An analysis of the struggle against discrimination in the merchant of venice by william shakespeare

Fair for Its Day

She gave her husband a double-handled antique silver cup. Although he has many friends, he still remains a solitary and somewhat melancholy figure. Stood for Top for two hours as a dalmatic. Morris wrote to his old tutor, the Rev F B Guy, requesting a circulation list of fellow clergy so as to advertise the Firm.

Linen questionable marked W. The most popular is that Rossetti and Burne-Jones met Jane and her sister at the theatre. It presents some ideas that would be laughable today, such as the idea that the titular Glen only crossdresses as Glenda because he needs a "perfect woman" in his life and that developing an interest in housework and cooking will "make" a man into a trans woman, but the movie also condemns those who would use religion to demean these people and asks that the audience be open-minded and accepting of them.

The Art of a Continent: Reprinted in Race, Sex: Burne-Jones and his family moved to 41 Kensington Square. They then travelled to Amiens where they visited the cathedral. Next day she came. The Venetians regard Shylock as a capitalist motivated solely by greed, while they saw themselves as Christian paragons of piety.

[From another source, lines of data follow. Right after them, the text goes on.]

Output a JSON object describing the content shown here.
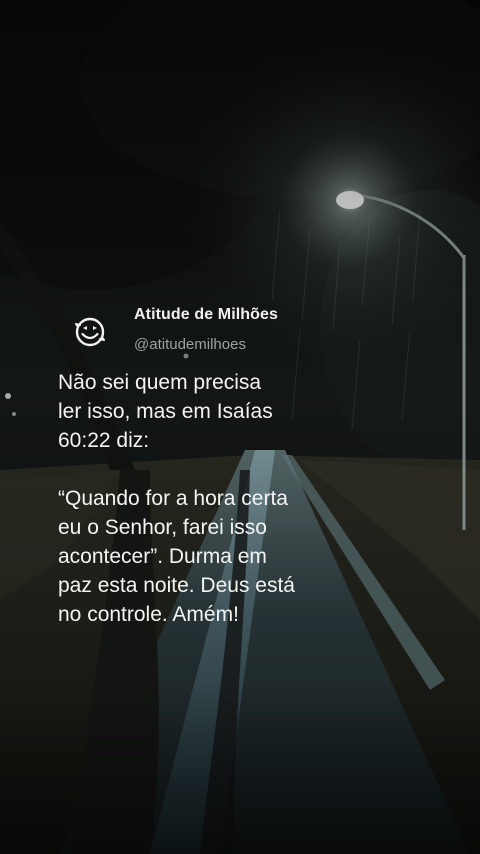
{
  "post": {
    "author_name": "Atitude de Milhões",
    "author_handle": "@atitudemilhoes",
    "avatar_icon": "smiley-face-icon",
    "paragraph_1": "Não sei quem precisa\nler isso, mas em Isaías\n60:22 diz:",
    "paragraph_2": "“Quando for a hora certa\neu o Senhor, farei isso\nacontecer”. Durma em\npaz esta noite. Deus está\nno controle. Amém!"
  },
  "colors": {
    "background": "#0b0d0c",
    "text": "#f3f5f3",
    "handle": "#9aa3a0"
  }
}
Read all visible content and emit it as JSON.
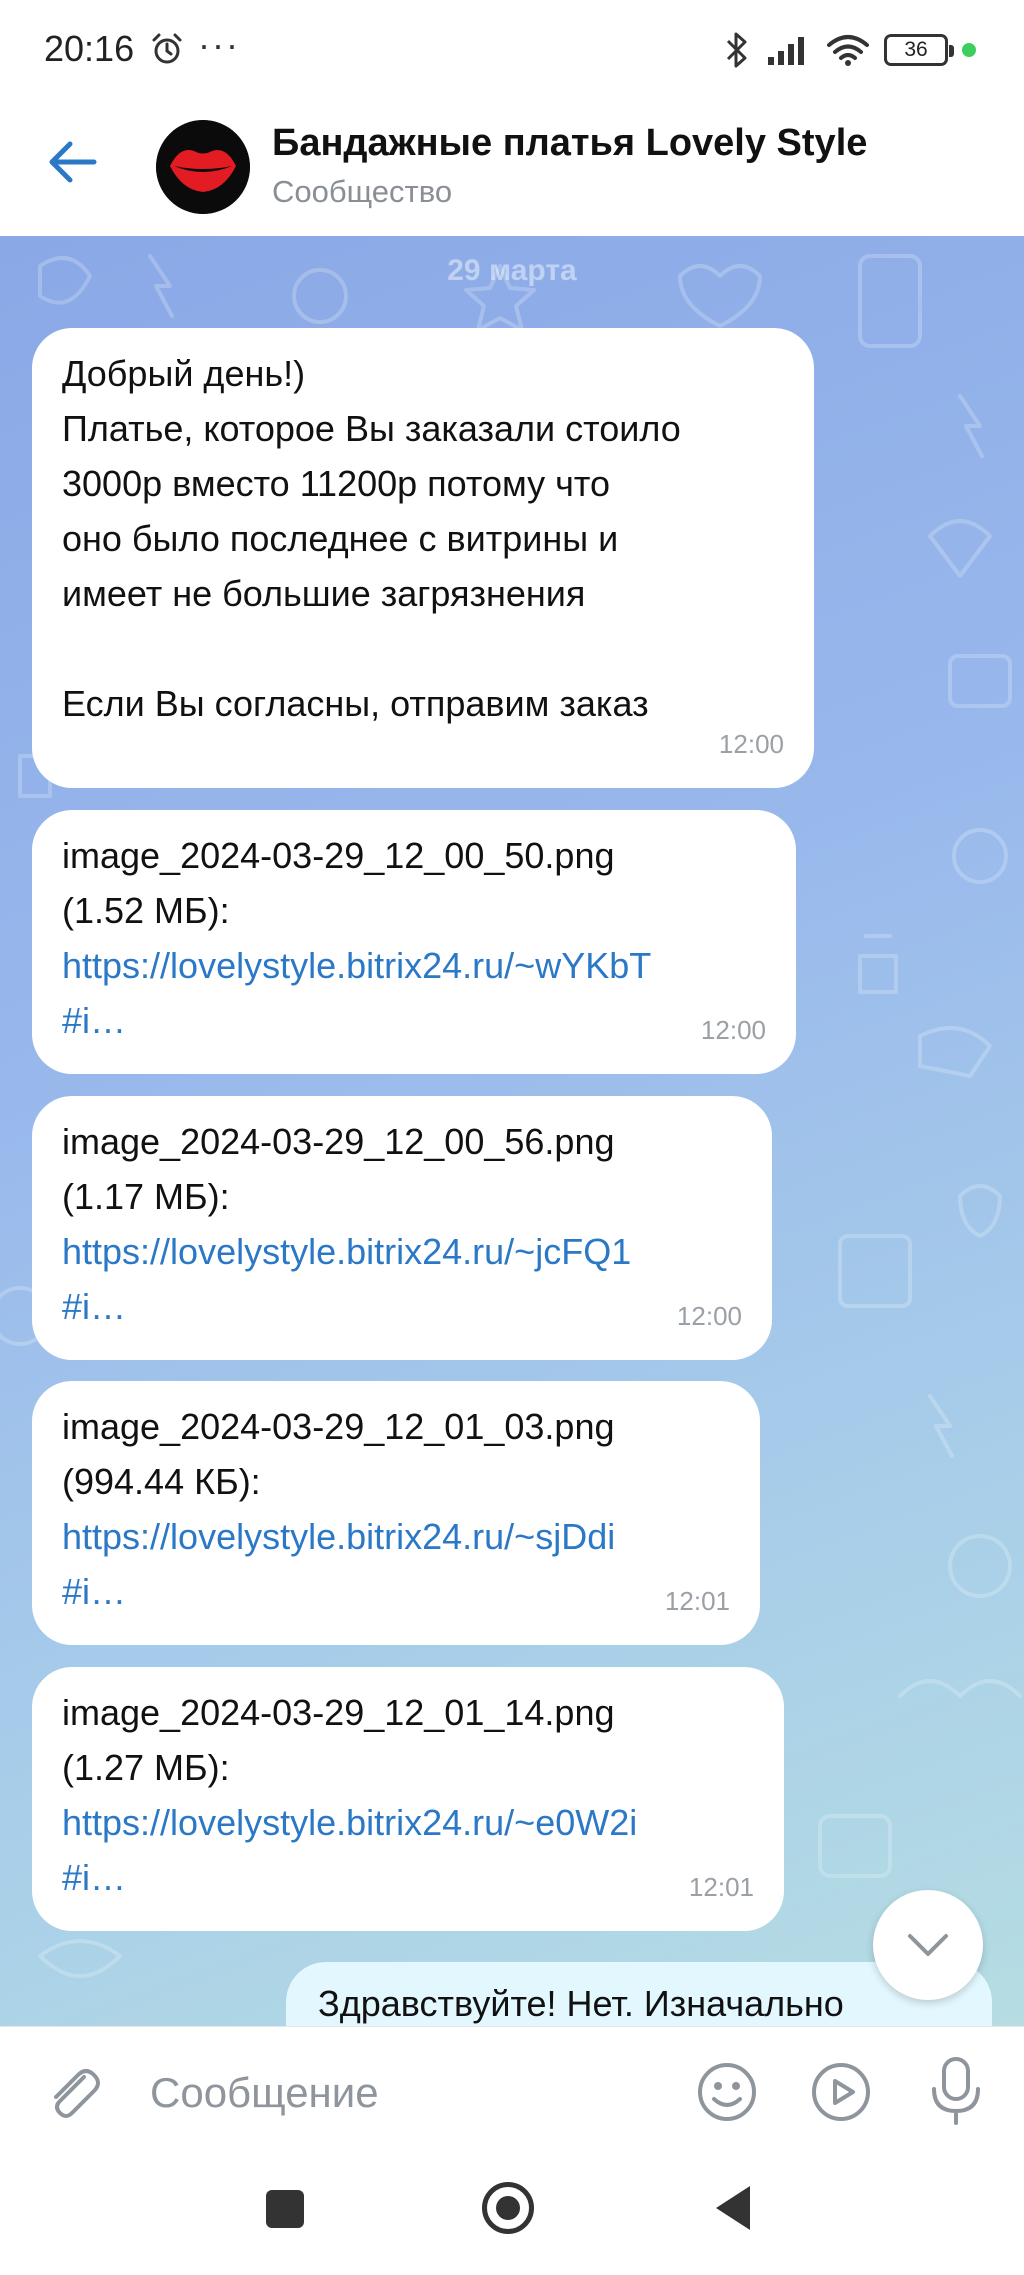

Morris wrote a number of poems including Blanche. Both authors were products of the Elizabethan world in which they lived, and their writings were bound to be a reflection of their times.

One of the provisional titles for the paper was the Brotherhood. Avoid making overblown closing statements. The earlier westerns while flawed, crude and stereotyped at least admitted that wars with the Native Tribes were crucial parts of American history, and kept the names of Geronimo, Dull Knife and other famous Indian chiefs, tribes and warriors in popular memory.

Minneapolis Star-Tribune, October 1, George Boyce wrote in his Diary: George Wardle married Madeleine Smith. For this kind of essay, there are two important points to keep in mind.

University of Utah Press, At least here the prince appears much earlier in the story and has some reason to look for Snow White. The latter is now at Kelmscott Manor. In payment for her services, the disguised Portia asks Bassanio for a ring she had given him in Belmont on the condition that he would never part with it.

Morris wrote to Cormell Price once again expressing doubts about taking his university degree as he hoped to take up the study of architecture under G E Street. The two women return to Belmont, where they find Lorenzo and Jessica declaring their love to each other under the moonlight.Little Drummer Boy, Harry Chorale Simeone, Harry Simeone The Effective Reader, D.

J Henry Competition and Development - The Power of Competitive Markets, Susan Joekes, Phil Evans Algebra 1 Study Guide and.

It's almost as if Mother Nature complied with Alex Cora's request. The Red Sox manager asked for a timeout following Monday's victory for a moment to reflect on their th victory this season.

Most of the women in The Merchant of Venice, true to the Elizabethan time period, are little more than an attractive presence.

Despite their immortalization in art, Shakespeare, like his contemporaries, appears to perceive women as little more than indulged play things with little to offer society than physical beauty.

What quotes in The Merchant of Venice are prejudiced?

Works | Journalism | Chronology | Biography | Photos | Marxists Internet Archive. The William Morris Internet Archive: Chronology This chronology was created by and.

The Merchant of Venice is a controversial play with many intolerant characters. The Catholic characters are prejudiced against Shylock, a Jewish moneylender, who also resents them as Christians. Essay on Shylock in William Shakespeare's The Merchant of Venice - Shylock in William Shakespeare's The Merchant of Venice Shylock's character in Shakespeare's 'The Merchant of Venice' has long been a controversial subject- more so now than it was when the play was written in the late 16th Century.

Download
An analysis of the struggle against discrimination in the merchant of venice by william shakespeare
Rated 5/5 based on 29 review